 This moment in the Metamorphoses reverses the charming “surprise” of Ovid’s earlier erotic work, the Amores, when Ovid is thwarted in his Virgil-like attempt to write about “arms and wars” when Cupid swoops in from out of the blue and steals away a metric foot, turning Ovid’s would-be epic into elegy.
 Charles Segal, “Ovid’s Metamorphic Bodies: Art, Gender, and Violence in the ‘Metamorphoses,’” Arion: A Journal of Humanities and the Classics 5.3 (1998), pp. 9-41.
 Cf. Sarah Annes Brown, The Metamorphoses of Ovid: From Chaucer to Ted Hughes (London: Duckworth, 1999).
 Michael Hofman and James Lasdun, After Ovid: New Metamorphoses (New York: Farrar, Straus, and Giroux, 1996), xi.
 For quotes from the play, I use Mary Zimmerman’s Metamorphoses: A Play, Based on David R. Slavitt’s Translation of The Metamorphoses of Ovid (Evanton, IL: Northwestern UP, 2002). While Zimmerman based the language of her text on Slavitt’s free-verse but otherwise faithful translation of Ovid’s work, the narrative changes she makes in her play are her own.
 Richard Goehner Zoglin and Amy Lennard, “Gods in the Wading Pool,” Time 158.24 (2001): 72.
 In Ovid’s version, the story of tragic love that Vertumnus narrates is not that of Myrrha and Cinyras, but Iphis and Anaxarete.
 The earnestness of these words, spoken like mantras, is very different in style and tone from Apuleius’s own attitude towards his story; as Edith Hamilton wryly notes, “It is a prettily told tale, after the manner of Ovid. The writer is entertained by what he writes; he believes none of it” (Mythology: Timeless Tales of Gods and Heroes (New York: New American Library, 1969), 92).

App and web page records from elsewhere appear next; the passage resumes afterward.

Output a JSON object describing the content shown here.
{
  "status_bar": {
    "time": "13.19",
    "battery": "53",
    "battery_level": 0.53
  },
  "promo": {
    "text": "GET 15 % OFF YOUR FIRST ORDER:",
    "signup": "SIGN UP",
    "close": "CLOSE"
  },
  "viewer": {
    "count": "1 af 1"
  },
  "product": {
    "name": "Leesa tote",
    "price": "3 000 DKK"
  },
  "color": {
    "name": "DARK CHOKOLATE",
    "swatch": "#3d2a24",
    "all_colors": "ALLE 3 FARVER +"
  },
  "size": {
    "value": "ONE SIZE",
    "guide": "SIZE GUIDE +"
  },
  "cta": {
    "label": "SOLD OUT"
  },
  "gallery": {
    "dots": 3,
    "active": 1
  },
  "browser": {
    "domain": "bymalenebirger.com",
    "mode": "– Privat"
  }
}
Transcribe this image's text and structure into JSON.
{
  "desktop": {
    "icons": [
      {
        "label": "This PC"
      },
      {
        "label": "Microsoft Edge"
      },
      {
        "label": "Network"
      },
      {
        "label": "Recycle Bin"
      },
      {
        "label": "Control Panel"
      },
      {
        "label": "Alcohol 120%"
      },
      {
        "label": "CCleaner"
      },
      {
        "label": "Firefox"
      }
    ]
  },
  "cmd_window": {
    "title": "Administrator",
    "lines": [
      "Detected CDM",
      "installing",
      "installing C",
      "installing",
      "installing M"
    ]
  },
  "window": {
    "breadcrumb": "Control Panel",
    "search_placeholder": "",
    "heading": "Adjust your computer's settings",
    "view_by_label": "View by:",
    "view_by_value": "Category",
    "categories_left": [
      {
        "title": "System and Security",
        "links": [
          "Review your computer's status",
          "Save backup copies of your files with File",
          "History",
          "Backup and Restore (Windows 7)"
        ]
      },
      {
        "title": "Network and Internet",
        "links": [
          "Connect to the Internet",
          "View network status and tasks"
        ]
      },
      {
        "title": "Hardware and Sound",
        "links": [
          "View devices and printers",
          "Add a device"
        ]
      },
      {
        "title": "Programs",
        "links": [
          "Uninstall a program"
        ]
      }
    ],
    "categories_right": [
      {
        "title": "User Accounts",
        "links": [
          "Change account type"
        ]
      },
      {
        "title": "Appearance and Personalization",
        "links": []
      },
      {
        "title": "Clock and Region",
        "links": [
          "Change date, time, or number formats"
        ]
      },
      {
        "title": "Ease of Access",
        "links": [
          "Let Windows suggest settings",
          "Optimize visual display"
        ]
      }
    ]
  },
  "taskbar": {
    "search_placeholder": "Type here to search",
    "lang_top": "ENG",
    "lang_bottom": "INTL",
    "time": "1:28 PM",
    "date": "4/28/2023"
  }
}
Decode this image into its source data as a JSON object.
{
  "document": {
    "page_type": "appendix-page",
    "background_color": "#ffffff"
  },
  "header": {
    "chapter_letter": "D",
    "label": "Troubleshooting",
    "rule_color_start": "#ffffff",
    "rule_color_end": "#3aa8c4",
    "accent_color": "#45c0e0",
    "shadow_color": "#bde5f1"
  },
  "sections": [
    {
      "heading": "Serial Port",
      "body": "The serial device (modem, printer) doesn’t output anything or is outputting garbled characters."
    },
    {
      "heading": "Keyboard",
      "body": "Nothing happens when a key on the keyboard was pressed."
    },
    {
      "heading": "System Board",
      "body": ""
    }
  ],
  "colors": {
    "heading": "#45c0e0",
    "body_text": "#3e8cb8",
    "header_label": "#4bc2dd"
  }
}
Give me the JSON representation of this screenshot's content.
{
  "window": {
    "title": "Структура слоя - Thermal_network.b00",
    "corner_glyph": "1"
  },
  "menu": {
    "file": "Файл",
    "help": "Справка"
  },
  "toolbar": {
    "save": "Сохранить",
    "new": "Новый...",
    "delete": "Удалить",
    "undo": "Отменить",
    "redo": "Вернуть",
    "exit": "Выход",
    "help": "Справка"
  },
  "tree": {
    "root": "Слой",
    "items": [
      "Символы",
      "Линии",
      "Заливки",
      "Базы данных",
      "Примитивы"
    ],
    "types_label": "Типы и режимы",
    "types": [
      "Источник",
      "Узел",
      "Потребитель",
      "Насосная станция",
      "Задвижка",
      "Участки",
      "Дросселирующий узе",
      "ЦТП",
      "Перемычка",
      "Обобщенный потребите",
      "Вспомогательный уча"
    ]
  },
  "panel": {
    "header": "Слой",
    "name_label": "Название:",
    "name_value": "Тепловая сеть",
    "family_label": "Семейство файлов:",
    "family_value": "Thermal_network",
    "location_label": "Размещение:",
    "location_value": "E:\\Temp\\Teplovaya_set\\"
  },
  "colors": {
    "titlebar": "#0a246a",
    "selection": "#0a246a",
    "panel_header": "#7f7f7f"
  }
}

 As Zimmerman explained in a PBS interview, “Willa Cather said I’ll never be the artist I was as a child. And I really love that idea that like when you’re a child and you don’t have much, you’re so purely imaginative. And I like the idea of going back to that aesthetic, you know, to like just making things up and making do.”
 To be fair, Cinyras was tricked into sleeping with Myrrha, but then again, what good father would willingly have sex with a girl who was described as “shy,” “afraid,” and “your daughter’s age”?